* Source material:
═══

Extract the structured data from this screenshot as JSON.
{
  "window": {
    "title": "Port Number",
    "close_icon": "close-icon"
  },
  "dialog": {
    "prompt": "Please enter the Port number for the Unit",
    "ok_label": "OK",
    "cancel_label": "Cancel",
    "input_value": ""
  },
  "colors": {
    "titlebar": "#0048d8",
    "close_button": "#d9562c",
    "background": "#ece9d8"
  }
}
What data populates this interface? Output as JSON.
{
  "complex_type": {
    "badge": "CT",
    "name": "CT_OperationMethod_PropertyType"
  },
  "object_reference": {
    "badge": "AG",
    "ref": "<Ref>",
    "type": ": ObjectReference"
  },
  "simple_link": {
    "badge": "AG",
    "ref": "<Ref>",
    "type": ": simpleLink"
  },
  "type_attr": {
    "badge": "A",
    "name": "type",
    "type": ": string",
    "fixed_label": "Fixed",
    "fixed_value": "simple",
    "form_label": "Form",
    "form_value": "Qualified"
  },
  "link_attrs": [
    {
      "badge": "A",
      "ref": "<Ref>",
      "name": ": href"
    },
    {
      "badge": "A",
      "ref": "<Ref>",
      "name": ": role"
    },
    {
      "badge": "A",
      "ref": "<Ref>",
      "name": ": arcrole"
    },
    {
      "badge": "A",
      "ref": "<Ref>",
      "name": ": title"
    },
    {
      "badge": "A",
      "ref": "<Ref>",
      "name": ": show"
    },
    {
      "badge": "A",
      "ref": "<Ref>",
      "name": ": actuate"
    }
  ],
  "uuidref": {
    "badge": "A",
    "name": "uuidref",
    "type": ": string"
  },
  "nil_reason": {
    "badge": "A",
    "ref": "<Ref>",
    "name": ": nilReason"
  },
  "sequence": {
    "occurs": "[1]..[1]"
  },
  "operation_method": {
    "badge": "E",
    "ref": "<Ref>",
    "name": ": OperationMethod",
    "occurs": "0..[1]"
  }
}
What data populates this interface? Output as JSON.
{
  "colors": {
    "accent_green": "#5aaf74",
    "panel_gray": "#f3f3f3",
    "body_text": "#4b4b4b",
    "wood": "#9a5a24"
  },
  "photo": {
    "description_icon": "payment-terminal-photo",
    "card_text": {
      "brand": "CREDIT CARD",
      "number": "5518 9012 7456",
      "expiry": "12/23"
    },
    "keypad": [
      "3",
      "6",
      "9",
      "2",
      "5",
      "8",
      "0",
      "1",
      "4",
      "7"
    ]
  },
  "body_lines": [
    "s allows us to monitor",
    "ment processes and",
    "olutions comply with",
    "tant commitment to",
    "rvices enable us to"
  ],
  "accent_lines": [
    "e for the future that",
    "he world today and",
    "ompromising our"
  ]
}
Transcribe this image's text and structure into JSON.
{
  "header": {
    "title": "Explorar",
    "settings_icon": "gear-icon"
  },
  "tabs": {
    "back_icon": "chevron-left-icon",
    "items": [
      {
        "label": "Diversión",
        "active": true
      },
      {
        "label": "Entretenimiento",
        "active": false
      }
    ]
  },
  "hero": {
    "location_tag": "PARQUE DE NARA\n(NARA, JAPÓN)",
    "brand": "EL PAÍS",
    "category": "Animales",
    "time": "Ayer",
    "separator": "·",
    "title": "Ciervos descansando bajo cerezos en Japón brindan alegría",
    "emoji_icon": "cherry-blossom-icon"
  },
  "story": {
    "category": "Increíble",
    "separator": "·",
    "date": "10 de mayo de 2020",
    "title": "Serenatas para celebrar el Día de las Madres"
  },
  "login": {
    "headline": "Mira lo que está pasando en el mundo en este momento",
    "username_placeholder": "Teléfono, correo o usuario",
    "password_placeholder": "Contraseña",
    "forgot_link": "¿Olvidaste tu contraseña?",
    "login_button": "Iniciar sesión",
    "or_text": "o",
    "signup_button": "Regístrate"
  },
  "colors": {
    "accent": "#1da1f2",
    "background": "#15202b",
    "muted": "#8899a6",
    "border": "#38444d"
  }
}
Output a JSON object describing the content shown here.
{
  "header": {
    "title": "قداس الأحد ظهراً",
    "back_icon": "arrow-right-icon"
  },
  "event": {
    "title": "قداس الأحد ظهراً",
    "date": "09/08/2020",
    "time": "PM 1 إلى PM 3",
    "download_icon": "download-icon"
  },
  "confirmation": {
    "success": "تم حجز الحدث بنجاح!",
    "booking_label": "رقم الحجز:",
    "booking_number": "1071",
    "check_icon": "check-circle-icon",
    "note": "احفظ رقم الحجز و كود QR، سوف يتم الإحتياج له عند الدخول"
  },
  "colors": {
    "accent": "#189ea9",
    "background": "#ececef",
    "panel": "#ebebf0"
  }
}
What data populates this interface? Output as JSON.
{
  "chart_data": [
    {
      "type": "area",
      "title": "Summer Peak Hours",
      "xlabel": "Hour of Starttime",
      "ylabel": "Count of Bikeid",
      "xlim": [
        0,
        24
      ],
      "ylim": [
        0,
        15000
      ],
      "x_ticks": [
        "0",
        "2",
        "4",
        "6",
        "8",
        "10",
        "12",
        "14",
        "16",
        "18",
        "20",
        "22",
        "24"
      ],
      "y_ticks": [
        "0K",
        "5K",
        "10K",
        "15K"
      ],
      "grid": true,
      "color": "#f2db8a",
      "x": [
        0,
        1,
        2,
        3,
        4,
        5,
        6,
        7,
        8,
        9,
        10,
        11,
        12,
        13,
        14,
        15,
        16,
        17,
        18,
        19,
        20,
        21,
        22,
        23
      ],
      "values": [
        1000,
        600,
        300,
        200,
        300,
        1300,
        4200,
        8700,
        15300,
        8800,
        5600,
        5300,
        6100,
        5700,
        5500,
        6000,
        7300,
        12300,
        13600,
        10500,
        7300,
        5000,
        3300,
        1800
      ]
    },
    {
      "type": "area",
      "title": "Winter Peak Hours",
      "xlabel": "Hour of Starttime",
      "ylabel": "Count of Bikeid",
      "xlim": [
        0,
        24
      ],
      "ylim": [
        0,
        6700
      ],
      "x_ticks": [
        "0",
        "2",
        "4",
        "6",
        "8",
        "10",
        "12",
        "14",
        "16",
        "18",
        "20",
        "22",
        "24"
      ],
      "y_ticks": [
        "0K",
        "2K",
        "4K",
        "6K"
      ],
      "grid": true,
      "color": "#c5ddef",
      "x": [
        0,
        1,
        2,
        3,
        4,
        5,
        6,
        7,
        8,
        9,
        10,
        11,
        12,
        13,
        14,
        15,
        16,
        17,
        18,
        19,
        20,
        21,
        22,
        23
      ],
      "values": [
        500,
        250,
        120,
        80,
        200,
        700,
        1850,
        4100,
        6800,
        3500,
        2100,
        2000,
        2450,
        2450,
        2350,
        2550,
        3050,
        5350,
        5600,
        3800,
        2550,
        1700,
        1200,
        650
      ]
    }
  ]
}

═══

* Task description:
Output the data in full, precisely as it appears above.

* Result of the exercise:
Extract the structured data from this screenshot as JSON.
{
  "window": {
    "title": "Port Number",
    "close_icon": "close-icon"
  },
  "dialog": {
    "prompt": "Please enter the Port number for the Unit",
    "ok_label": "OK",
    "cancel_label": "Cancel",
    "input_value": ""
  },
  "colors": {
    "titlebar": "#0048d8",
    "close_button": "#d9562c",
    "background": "#ece9d8"
  }
}
What data populates this interface? Output as JSON.
{
  "complex_type": {
    "badge": "CT",
    "name": "CT_OperationMethod_PropertyType"
  },
  "object_reference": {
    "badge": "AG",
    "ref": "<Ref>",
    "type": ": ObjectReference"
  },
  "simple_link": {
    "badge": "AG",
    "ref": "<Ref>",
    "type": ": simpleLink"
  },
  "type_attr": {
    "badge": "A",
    "name": "type",
    "type": ": string",
    "fixed_label": "Fixed",
    "fixed_value": "simple",
    "form_label": "Form",
    "form_value": "Qualified"
  },
  "link_attrs": [
    {
      "badge": "A",
      "ref": "<Ref>",
      "name": ": href"
    },
    {
      "badge": "A",
      "ref": "<Ref>",
      "name": ": role"
    },
    {
      "badge": "A",
      "ref": "<Ref>",
      "name": ": arcrole"
    },
    {
      "badge": "A",
      "ref": "<Ref>",
      "name": ": title"
    },
    {
      "badge": "A",
      "ref": "<Ref>",
      "name": ": show"
    },
    {
      "badge": "A",
      "ref": "<Ref>",
      "name": ": actuate"
    }
  ],
  "uuidref": {
    "badge": "A",
    "name": "uuidref",
    "type": ": string"
  },
  "nil_reason": {
    "badge": "A",
    "ref": "<Ref>",
    "name": ": nilReason"
  },
  "sequence": {
    "occurs": "[1]..[1]"
  },
  "operation_method": {
    "badge": "E",
    "ref": "<Ref>",
    "name": ": OperationMethod",
    "occurs": "0..[1]"
  }
}
What data populates this interface? Output as JSON.
{
  "colors": {
    "accent_green": "#5aaf74",
    "panel_gray": "#f3f3f3",
    "body_text": "#4b4b4b",
    "wood": "#9a5a24"
  },
  "photo": {
    "description_icon": "payment-terminal-photo",
    "card_text": {
      "brand": "CREDIT CARD",
      "number": "5518 9012 7456",
      "expiry": "12/23"
    },
    "keypad": [
      "3",
      "6",
      "9",
      "2",
      "5",
      "8",
      "0",
      "1",
      "4",
      "7"
    ]
  },
  "body_lines": [
    "s allows us to monitor",
    "ment processes and",
    "olutions comply with",
    "tant commitment to",
    "rvices enable us to"
  ],
  "accent_lines": [
    "e for the future that",
    "he world today and",
    "ompromising our"
  ]
}
Transcribe this image's text and structure into JSON.
{
  "header": {
    "title": "Explorar",
    "settings_icon": "gear-icon"
  },
  "tabs": {
    "back_icon": "chevron-left-icon",
    "items": [
      {
        "label": "Diversión",
        "active": true
      },
      {
        "label": "Entretenimiento",
        "active": false
      }
    ]
  },
  "hero": {
    "location_tag": "PARQUE DE NARA\n(NARA, JAPÓN)",
    "brand": "EL PAÍS",
    "category": "Animales",
    "time": "Ayer",
    "separator": "·",
    "title": "Ciervos descansando bajo cerezos en Japón brindan alegría",
    "emoji_icon": "cherry-blossom-icon"
  },
  "story": {
    "category": "Increíble",
    "separator": "·",
    "date": "10 de mayo de 2020",
    "title": "Serenatas para celebrar el Día de las Madres"
  },
  "login": {
    "headline": "Mira lo que está pasando en el mundo en este momento",
    "username_placeholder": "Teléfono, correo o usuario",
    "password_placeholder": "Contraseña",
    "forgot_link": "¿Olvidaste tu contraseña?",
    "login_button": "Iniciar sesión",
    "or_text": "o",
    "signup_button": "Regístrate"
  },
  "colors": {
    "accent": "#1da1f2",
    "background": "#15202b",
    "muted": "#8899a6",
    "border": "#38444d"
  }
}
Output a JSON object describing the content shown here.
{
  "header": {
    "title": "قداس الأحد ظهراً",
    "back_icon": "arrow-right-icon"
  },
  "event": {
    "title": "قداس الأحد ظهراً",
    "date": "09/08/2020",
    "time": "PM 1 إلى PM 3",
    "download_icon": "download-icon"
  },
  "confirmation": {
    "success": "تم حجز الحدث بنجاح!",
    "booking_label": "رقم الحجز:",
    "booking_number": "1071",
    "check_icon": "check-circle-icon",
    "note": "احفظ رقم الحجز و كود QR، سوف يتم الإحتياج له عند الدخول"
  },
  "colors": {
    "accent": "#189ea9",
    "background": "#ececef",
    "panel": "#ebebf0"
  }
}
What data populates this interface? Output as JSON.
{
  "chart_data": [
    {
      "type": "area",
      "title": "Summer Peak Hours",
      "xlabel": "Hour of Starttime",
      "ylabel": "Count of Bikeid",
      "xlim": [
        0,
        24
      ],
      "ylim": [
        0,
        15000
      ],
      "x_ticks": [
        "0",
        "2",
        "4",
        "6",
        "8",
        "10",
        "12",
        "14",
        "16",
        "18",
        "20",
        "22",
        "24"
      ],
      "y_ticks": [
        "0K",
        "5K",
        "10K",
        "15K"
      ],
      "grid": true,
      "color": "#f2db8a",
      "x": [
        0,
        1,
        2,
        3,
        4,
        5,
        6,
        7,
        8,
        9,
        10,
        11,
        12,
        13,
        14,
        15,
        16,
        17,
        18,
        19,
        20,
        21,
        22,
        23
      ],
      "values": [
        1000,
        600,
        300,
        200,
        300,
        1300,
        4200,
        8700,
        15300,
        8800,
        5600,
        5300,
        6100,
        5700,
        5500,
        6000,
        7300,
        12300,
        13600,
        10500,
        7300,
        5000,
        3300,
        1800
      ]
    },
    {
      "type": "area",
      "title": "Winter Peak Hours",
      "xlabel": "Hour of Starttime",
      "ylabel": "Count of Bikeid",
      "xlim": [
        0,
        24
      ],
      "ylim": [
        0,
        6700
      ],
      "x_ticks": [
        "0",
        "2",
        "4",
        "6",
        "8",
        "10",
        "12",
        "14",
        "16",
        "18",
        "20",
        "22",
        "24"
      ],
      "y_ticks": [
        "0K",
        "2K",
        "4K",
        "6K"
      ],
      "grid": true,
      "color": "#c5ddef",
      "x": [
        0,
        1,
        2,
        3,
        4,
        5,
        6,
        7,
        8,
        9,
        10,
        11,
        12,
        13,
        14,
        15,
        16,
        17,
        18,
        19,
        20,
        21,
        22,
        23
      ],
      "values": [
        500,
        250,
        120,
        80,
        200,
        700,
        1850,
        4100,
        6800,
        3500,
        2100,
        2000,
        2450,
        2450,
        2350,
        2550,
        3050,
        5350,
        5600,
        3800,
        2550,
        1700,
        1200,
        650
      ]
    }
  ]
}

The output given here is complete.